Hugo Swire: To ask the Secretary of State for Foreign and Commonwealth Affairs, what discussions he has had with Cabinet colleagues on UK representation to the EU after the UK leaves the EU.
Hugo Swire: Over the past few years, the likes of Rupert Murdoch have appeared before Committees, and we have seen Sir Philip Green appearing—not wholly successfully—before Committees. Surely, if people of that stature are prepared to face a Committee, others of lesser stature should do so too.
Hugo Swire: Does my hon. Friend concede that there would be a difference if the gentleman in question had not wished to appear on account of prejudicing an ongoing inquiry with which he was associated, as against his not recognising the legitimacy of Parliament to summon him to appear? I suspect that in this case the latter applied, not the former, and that there might be a difference.

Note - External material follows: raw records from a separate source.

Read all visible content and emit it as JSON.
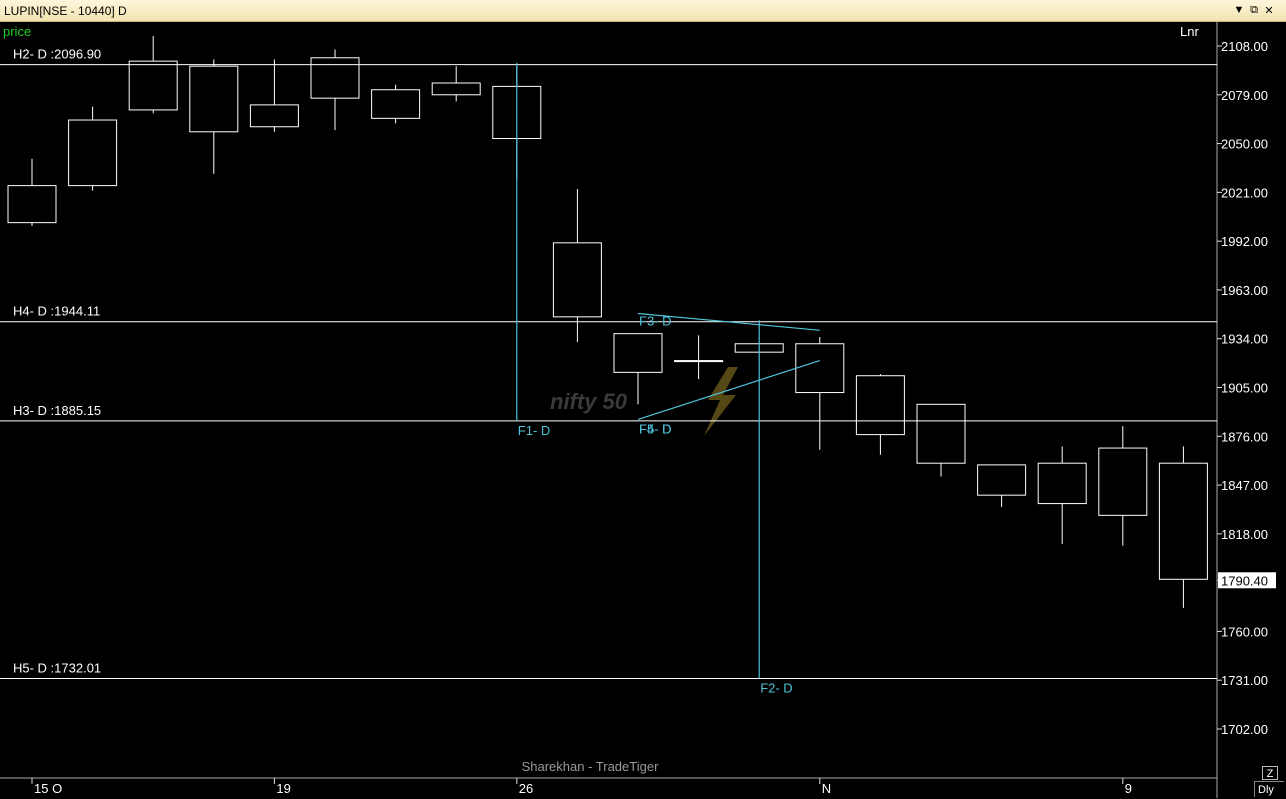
{
  "window": {
    "title": "LUPIN[NSE - 10440] D",
    "minimize_icon": "chevron-down-icon",
    "restore_icon": "restore-window-icon",
    "close_icon": "close-icon"
  },
  "panel": {
    "series_label": "price",
    "scale_label": "Lnr",
    "footer_brand": "Sharekhan - TradeTiger",
    "watermark": "nifty 50",
    "period_button": "Dly",
    "zoom_button": "Z",
    "colors": {
      "background": "#000000",
      "candle": "#ffffff",
      "tool_lines": "#4fc3d9",
      "series_label": "#1fd01f"
    }
  },
  "chart_data": {
    "type": "candlestick",
    "ylim": [
      1680,
      2122
    ],
    "yticks": [
      "2108.00",
      "2079.00",
      "2050.00",
      "2021.00",
      "1992.00",
      "1963.00",
      "1934.00",
      "1905.00",
      "1876.00",
      "1847.00",
      "1818.00",
      "1790.40",
      "1760.00",
      "1731.00",
      "1702.00"
    ],
    "last_price": "1790.40",
    "xlabels": [
      {
        "index": 0,
        "text": "15 O"
      },
      {
        "index": 4,
        "text": "19"
      },
      {
        "index": 8,
        "text": "26"
      },
      {
        "index": 13,
        "text": "N"
      },
      {
        "index": 18,
        "text": "9"
      }
    ],
    "candles": [
      {
        "o": 2003,
        "h": 2041,
        "l": 2001,
        "c": 2025
      },
      {
        "o": 2025,
        "h": 2072,
        "l": 2022,
        "c": 2064
      },
      {
        "o": 2099,
        "h": 2114,
        "l": 2068,
        "c": 2070
      },
      {
        "o": 2096,
        "h": 2100,
        "l": 2032,
        "c": 2057
      },
      {
        "o": 2060,
        "h": 2100,
        "l": 2057,
        "c": 2073
      },
      {
        "o": 2101,
        "h": 2106,
        "l": 2058,
        "c": 2077
      },
      {
        "o": 2065,
        "h": 2085,
        "l": 2062,
        "c": 2082
      },
      {
        "o": 2086,
        "h": 2096,
        "l": 2075,
        "c": 2079
      },
      {
        "o": 2053,
        "h": 2096,
        "l": 2029,
        "c": 2084
      },
      {
        "o": 1947,
        "h": 2023,
        "l": 1932,
        "c": 1991
      },
      {
        "o": 1937,
        "h": 1937,
        "l": 1895,
        "c": 1914
      },
      {
        "o": 1921,
        "h": 1936,
        "l": 1910,
        "c": 1921
      },
      {
        "o": 1926,
        "h": 1931,
        "l": 1926,
        "c": 1931
      },
      {
        "o": 1931,
        "h": 1935,
        "l": 1868,
        "c": 1902
      },
      {
        "o": 1912,
        "h": 1913,
        "l": 1865,
        "c": 1877
      },
      {
        "o": 1895,
        "h": 1895,
        "l": 1852,
        "c": 1860
      },
      {
        "o": 1859,
        "h": 1859,
        "l": 1834,
        "c": 1841
      },
      {
        "o": 1860,
        "h": 1870,
        "l": 1812,
        "c": 1836
      },
      {
        "o": 1829,
        "h": 1882,
        "l": 1811,
        "c": 1869
      },
      {
        "o": 1860,
        "h": 1870,
        "l": 1774,
        "c": 1791
      }
    ],
    "hlines": [
      {
        "label": "H2- D :2096.90",
        "y": 2096.9
      },
      {
        "label": "H4- D :1944.11",
        "y": 1944.11
      },
      {
        "label": "H3- D :1885.15",
        "y": 1885.15
      },
      {
        "label": "H5- D :1732.01",
        "y": 1732.01
      }
    ],
    "vlines": [
      {
        "label": "F1- D",
        "index": 8.0,
        "y_top": 2098,
        "y_bottom": 1885
      },
      {
        "label": "F2- D",
        "index": 12.0,
        "y_top": 1945,
        "y_bottom": 1732
      }
    ],
    "trendlines": [
      {
        "from": {
          "index": 10.0,
          "y": 1949
        },
        "to": {
          "index": 13.0,
          "y": 1939
        }
      },
      {
        "from": {
          "index": 10.0,
          "y": 1886
        },
        "to": {
          "index": 13.0,
          "y": 1921
        }
      }
    ],
    "point_labels": [
      {
        "label": "F3- D",
        "index": 10.0,
        "y": 1949
      },
      {
        "label": "F4- D",
        "index": 10.0,
        "y": 1886
      },
      {
        "label": "F5- D",
        "index": 10.0,
        "y": 1886
      }
    ]
  }
}
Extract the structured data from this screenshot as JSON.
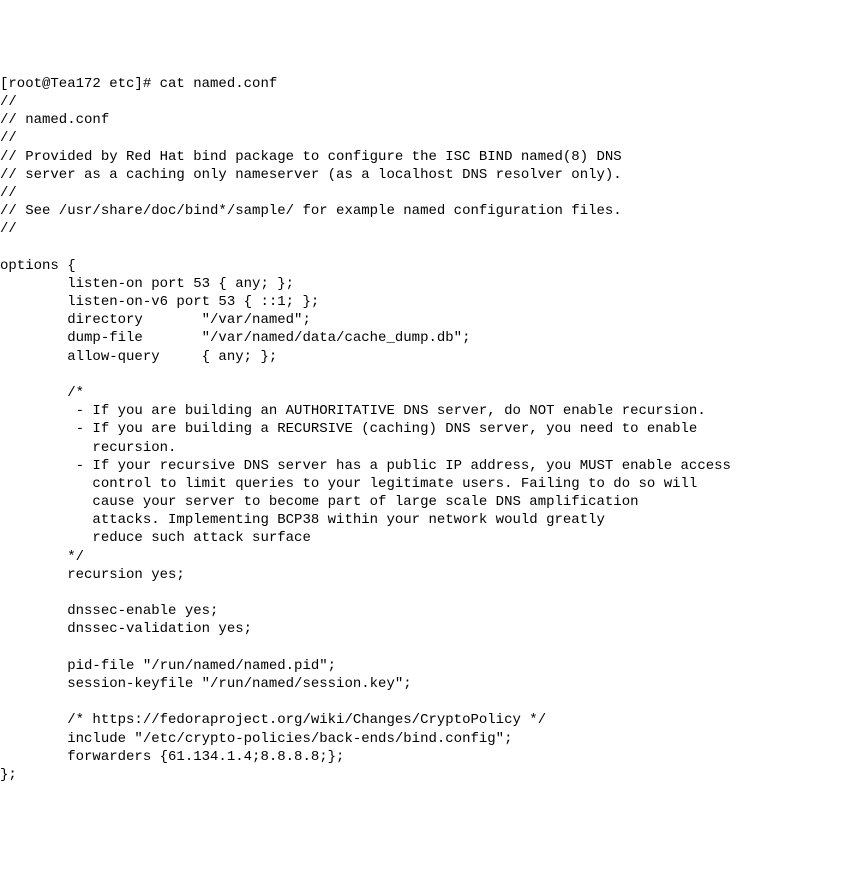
{
  "terminal": {
    "prompt": "[root@Tea172 etc]# cat named.conf",
    "lines": [
      "//",
      "// named.conf",
      "//",
      "// Provided by Red Hat bind package to configure the ISC BIND named(8) DNS",
      "// server as a caching only nameserver (as a localhost DNS resolver only).",
      "//",
      "// See /usr/share/doc/bind*/sample/ for example named configuration files.",
      "//",
      "",
      "options {",
      "        listen-on port 53 { any; };",
      "        listen-on-v6 port 53 { ::1; };",
      "        directory       \"/var/named\";",
      "        dump-file       \"/var/named/data/cache_dump.db\";",
      "        allow-query     { any; };",
      "",
      "        /*",
      "         - If you are building an AUTHORITATIVE DNS server, do NOT enable recursion.",
      "         - If you are building a RECURSIVE (caching) DNS server, you need to enable",
      "           recursion.",
      "         - If your recursive DNS server has a public IP address, you MUST enable access",
      "           control to limit queries to your legitimate users. Failing to do so will",
      "           cause your server to become part of large scale DNS amplification",
      "           attacks. Implementing BCP38 within your network would greatly",
      "           reduce such attack surface",
      "        */",
      "        recursion yes;",
      "",
      "        dnssec-enable yes;",
      "        dnssec-validation yes;",
      "",
      "        pid-file \"/run/named/named.pid\";",
      "        session-keyfile \"/run/named/session.key\";",
      "",
      "        /* https://fedoraproject.org/wiki/Changes/CryptoPolicy */",
      "        include \"/etc/crypto-policies/back-ends/bind.config\";",
      "        forwarders {61.134.1.4;8.8.8.8;};",
      "};"
    ]
  }
}
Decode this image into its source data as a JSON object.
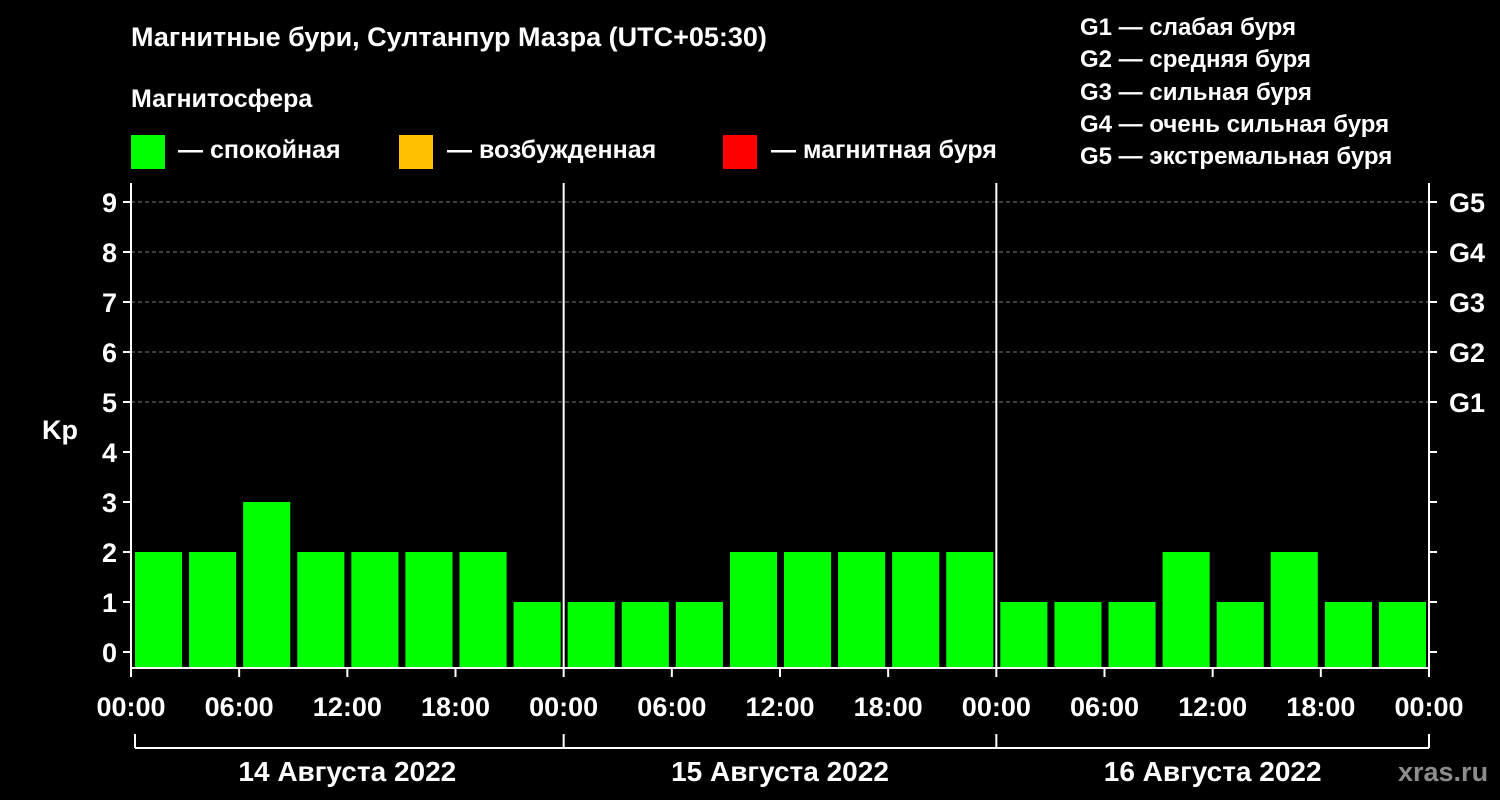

Hugo Swire: And to his own Committee.
Hugo Swire: Will my right hon. Friend commit to speaking with his other partners in the Government to try to obtain more funding for the GREAT campaign, which plays an extraordinarily important role in promoting the UK—and our products and companies—globally?
Hugo Swire: Does the right hon. Gentleman accept that those of us who consider ourselves passionate Unionists believe passionately in Northern Ireland being a fully-fledged member of the United Kingdom? We do not like this deal at all, and do not like any part of it, but we feel on reflection that it is the best way to proceed in the best interests of the United Kingdom?
Hugo Swire: I recently took Neil Garrick-Maidment, the excellent CEO of the Seahorse Trust in Topsham in my constituency, of which I have just become patron, to see the Secretary of State to discuss the illegal trade in seahorses. He will remember that 150 million seahorses are traded illegally for the curio and medical trade. Following that meeting, will he commit the UK to playing a lead role in...
Hugo Swire: What support his Department provides for the (a) study and (b) treatment of Lyme disease.
Hugo Swire: Lyme disease is often misdiagnosed or diagnosed late, which results in widespread suffering such as joint pain, paralysis and brain damage. Will the Minister therefore join me in congratulating the charity Caudwell LymeCo, which has pledged £1 in research funding, and will her Department commission research on a better test for the disease?
Hugo Swire: On a point of order, Mr Speaker. It may not cause you any great trouble, but it causes us a certain degree of trouble. You, Sir, have just congratulated my right hon. Friend the Member for West Dorset (Sir Oliver Letwin) on treating everybody with courtesy. You, Sir, are the invigilator of this place, and if you insult other Members of Parliament, we have no comeback. Is that not—
Hugo Swire: How does my right hon. Friend score his Department on its agreement with the Treasury to release land now considered surplus to the MOD’s requirements to the housing market?
Hugo Swire: To ask the Secretary of State for Housing, Communities and Local Government, what recent discussions he has had with the RSPB and other wildlife charities on the use of nets by developers to prevent birds nesting in trees.
Hugo Swire: I pay tribute to the hon. Member for Inverclyde (Ronnie Cowan) for securing the debate. I would like to feel that I played some part in making his speech happen because, had I not lost Greenock and Inverclyde, which I fought valiantly in the 1997 general election, he might not be here with us—that election in itself was something of a gamble. I was just reviewing some of the things I spoke...
Hugo Swire: I hope that we will shortly hear from my right hon. Friend the Member for Chingford and Woodford Green (Mr Duncan Smith), who has done much work in this area, not least on fixed odds betting terminals, which are described as the “crack cocaine of gambling”. He will be better able than me to inform the debate. I do not want to take up too much more time, other than to say that we have...